There have even been mentions here and there of a scrap of history USC would like to forget: the 1992 Freedom Bowl loss to Fresno State.

“I don’t know if everybody on the team really remembers that, but some of us do,” Miller said. “We lost to Cal. We shouldn’t look past anybody.”


The game could be the last hurrah for linebacker Chris Claiborne, who will announce before the Jan. 8 deadline whether he’ll skip his senior season to jump to the NFL after winning the Butkus Award and becoming a unanimous All-American.

By the way, Claiborne knows a little bit about how good that 1992 Fresno State team was. His brother, Adrian, played for the Bulldogs then, and reminded him recently that Fresno State went 9-4 and had one of the nation’s best offenses directed by future NFL quarterback Trent Dilfer.

This TCU team is not like that.

The Horned Frogs do two things well. They run the ball, and they never quit.


Tailback Basil Mitchell rushed for 1,000 yards in TCU’s option attack. His backup, LaDainian Tomlinson, rushed for another 717, and quarterback Patrick Batteaux ran for 479--only 40 fewer than his strikingly low passing total.

But Batteaux and backup quarterback Jeff Dover combined to throw only two touchdown passes all year and the Horned Frogs averaged only 97 yards a game in the air.

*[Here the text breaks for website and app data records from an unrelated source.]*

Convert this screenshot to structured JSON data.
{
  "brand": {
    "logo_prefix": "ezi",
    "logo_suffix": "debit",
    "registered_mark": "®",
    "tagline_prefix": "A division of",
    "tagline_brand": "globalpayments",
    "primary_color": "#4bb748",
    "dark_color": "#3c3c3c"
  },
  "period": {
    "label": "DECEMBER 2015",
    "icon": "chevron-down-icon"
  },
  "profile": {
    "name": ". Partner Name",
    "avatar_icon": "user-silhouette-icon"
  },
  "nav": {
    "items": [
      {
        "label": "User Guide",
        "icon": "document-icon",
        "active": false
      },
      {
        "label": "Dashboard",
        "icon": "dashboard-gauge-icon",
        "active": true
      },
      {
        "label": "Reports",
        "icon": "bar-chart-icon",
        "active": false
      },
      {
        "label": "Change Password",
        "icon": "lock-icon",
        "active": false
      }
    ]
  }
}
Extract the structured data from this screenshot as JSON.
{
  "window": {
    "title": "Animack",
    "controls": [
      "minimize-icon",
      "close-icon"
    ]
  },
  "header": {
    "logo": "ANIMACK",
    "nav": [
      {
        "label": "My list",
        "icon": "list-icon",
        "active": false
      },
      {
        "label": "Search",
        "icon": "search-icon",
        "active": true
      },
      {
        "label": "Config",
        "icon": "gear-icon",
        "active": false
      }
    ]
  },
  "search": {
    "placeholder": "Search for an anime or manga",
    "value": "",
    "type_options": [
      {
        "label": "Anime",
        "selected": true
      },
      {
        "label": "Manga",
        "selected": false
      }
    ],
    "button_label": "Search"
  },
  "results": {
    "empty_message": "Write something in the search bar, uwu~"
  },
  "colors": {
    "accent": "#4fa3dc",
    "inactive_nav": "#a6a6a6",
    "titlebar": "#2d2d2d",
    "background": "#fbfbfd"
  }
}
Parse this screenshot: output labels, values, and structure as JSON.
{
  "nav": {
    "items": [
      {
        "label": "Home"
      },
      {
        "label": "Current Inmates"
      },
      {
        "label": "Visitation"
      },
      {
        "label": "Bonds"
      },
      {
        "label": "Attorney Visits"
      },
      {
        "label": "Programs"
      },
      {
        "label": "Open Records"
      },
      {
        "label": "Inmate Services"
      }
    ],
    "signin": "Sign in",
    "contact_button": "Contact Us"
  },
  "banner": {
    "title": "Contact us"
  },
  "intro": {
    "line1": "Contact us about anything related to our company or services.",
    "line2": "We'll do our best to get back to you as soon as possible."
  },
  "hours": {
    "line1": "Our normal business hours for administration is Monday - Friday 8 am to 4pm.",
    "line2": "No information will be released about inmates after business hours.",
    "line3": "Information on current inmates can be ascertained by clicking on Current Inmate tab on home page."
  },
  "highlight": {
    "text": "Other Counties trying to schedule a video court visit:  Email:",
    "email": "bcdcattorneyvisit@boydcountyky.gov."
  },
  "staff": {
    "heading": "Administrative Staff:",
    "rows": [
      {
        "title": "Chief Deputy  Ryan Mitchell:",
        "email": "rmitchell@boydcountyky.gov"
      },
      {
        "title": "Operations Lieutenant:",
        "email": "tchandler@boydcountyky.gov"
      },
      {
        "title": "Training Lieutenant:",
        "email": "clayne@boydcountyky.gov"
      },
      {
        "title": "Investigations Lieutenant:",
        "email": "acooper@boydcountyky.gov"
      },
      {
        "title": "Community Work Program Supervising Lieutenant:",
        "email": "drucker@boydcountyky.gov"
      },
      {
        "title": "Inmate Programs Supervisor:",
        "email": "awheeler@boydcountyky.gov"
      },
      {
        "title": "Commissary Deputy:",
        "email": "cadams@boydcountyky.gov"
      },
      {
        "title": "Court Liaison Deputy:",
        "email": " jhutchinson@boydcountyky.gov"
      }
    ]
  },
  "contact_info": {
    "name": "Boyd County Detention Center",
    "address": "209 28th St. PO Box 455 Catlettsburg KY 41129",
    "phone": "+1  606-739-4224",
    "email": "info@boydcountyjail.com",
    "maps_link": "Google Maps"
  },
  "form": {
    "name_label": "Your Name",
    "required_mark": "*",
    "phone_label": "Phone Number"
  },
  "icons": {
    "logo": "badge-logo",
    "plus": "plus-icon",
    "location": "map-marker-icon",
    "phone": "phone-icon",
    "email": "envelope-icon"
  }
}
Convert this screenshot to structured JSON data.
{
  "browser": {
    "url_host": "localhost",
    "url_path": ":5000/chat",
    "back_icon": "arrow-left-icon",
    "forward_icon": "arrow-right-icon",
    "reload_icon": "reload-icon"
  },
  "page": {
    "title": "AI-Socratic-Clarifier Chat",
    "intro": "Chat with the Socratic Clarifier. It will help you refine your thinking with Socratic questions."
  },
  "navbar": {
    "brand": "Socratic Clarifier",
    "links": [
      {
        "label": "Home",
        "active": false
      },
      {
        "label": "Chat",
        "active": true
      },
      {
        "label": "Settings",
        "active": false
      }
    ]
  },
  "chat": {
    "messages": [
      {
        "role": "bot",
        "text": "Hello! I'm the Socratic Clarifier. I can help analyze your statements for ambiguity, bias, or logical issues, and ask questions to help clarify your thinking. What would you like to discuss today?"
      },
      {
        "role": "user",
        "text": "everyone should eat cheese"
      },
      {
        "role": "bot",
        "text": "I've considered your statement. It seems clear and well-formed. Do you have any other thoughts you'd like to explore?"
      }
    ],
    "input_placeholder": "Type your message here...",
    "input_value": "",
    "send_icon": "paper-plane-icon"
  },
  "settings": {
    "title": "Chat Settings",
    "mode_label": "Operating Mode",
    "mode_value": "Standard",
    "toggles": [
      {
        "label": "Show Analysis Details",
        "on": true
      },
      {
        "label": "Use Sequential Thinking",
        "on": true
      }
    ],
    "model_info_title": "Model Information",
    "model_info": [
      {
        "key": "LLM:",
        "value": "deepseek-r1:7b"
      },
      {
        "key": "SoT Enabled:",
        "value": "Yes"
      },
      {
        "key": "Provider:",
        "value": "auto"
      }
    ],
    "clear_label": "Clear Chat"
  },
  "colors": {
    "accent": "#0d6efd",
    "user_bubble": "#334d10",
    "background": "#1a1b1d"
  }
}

TCU’s passing attack is so limited it brings to mind Notre Dame with Jarious Jackson out because of injury. USC won that game, 10-0, stacking its defense against the run and daring Notre Dame to complete a pass.

“I think we’ll see some play-action, or see them fake the option and drop back and hope to have a guy wide open because we’ve spent so much time trying to zero in on their running game,” Hackett said.


“They have had success being able to control the ball. They win the time of possession. We’ve struggled with that all year.”

Defensively, TCU had some strong showings this season, but its big disaster came against Colorado State, a team that lit up the TCU secondary for 370 yards in a 42-21 victory.

USC quarterback Carson Palmer said he’ll be on the lookout for an all-out pass rush.

“They come after you like Washington does. They bring guys from all over the place,” he said.


The Horned Frogs’ star is linebacker Joseph Phipps, who has statistics to rival Claiborne’s, if not his size and speed.

Phipps has 153 tackles, four interceptions, five sacks, has forced three fumbles, recovered three fumbles and blocked three kicks.

“No. 32 is a great middle linebacker,” Palmer said.

TCU made its mark this season with a 35-34 victory over Air Force--the Falcons’ only loss of the season.


TCU also made a habit of keeping things lively, with nine of 11 games decided in the fourth quarter.

Call TCU the Underfrogs. They don’t mind.

“It’s not something this team is uncomfortable being,” said Coach Dennis Franchione, who like Hackett is in his first year. “We’ve been in that position most of the year. I don’t think our kids care much about it. They believe in themselves, regardless of who else believes.”

An upset would give TCU its first bowl victory since 1957.


A USC victory would give the Trojans nine wins in a season for only the second time in the 1990s.

They’ll decide it on the Sun Bowl turf today.

“USC, that’s a great team,” Phipps said. “I get to watch them on television all the time. They really have a lot of great skill players, a real good quarterback and fast receivers, and a real good offensive line. It’s going to be a challenge for us. We look forward to the game.”




USC (8-4) vs. TCU (6-5)

11 a.m. today, Channel 2

A PITT STOP: The Sun Bowl has been good for the career of Trojan Coach Paul Hackett. Page 8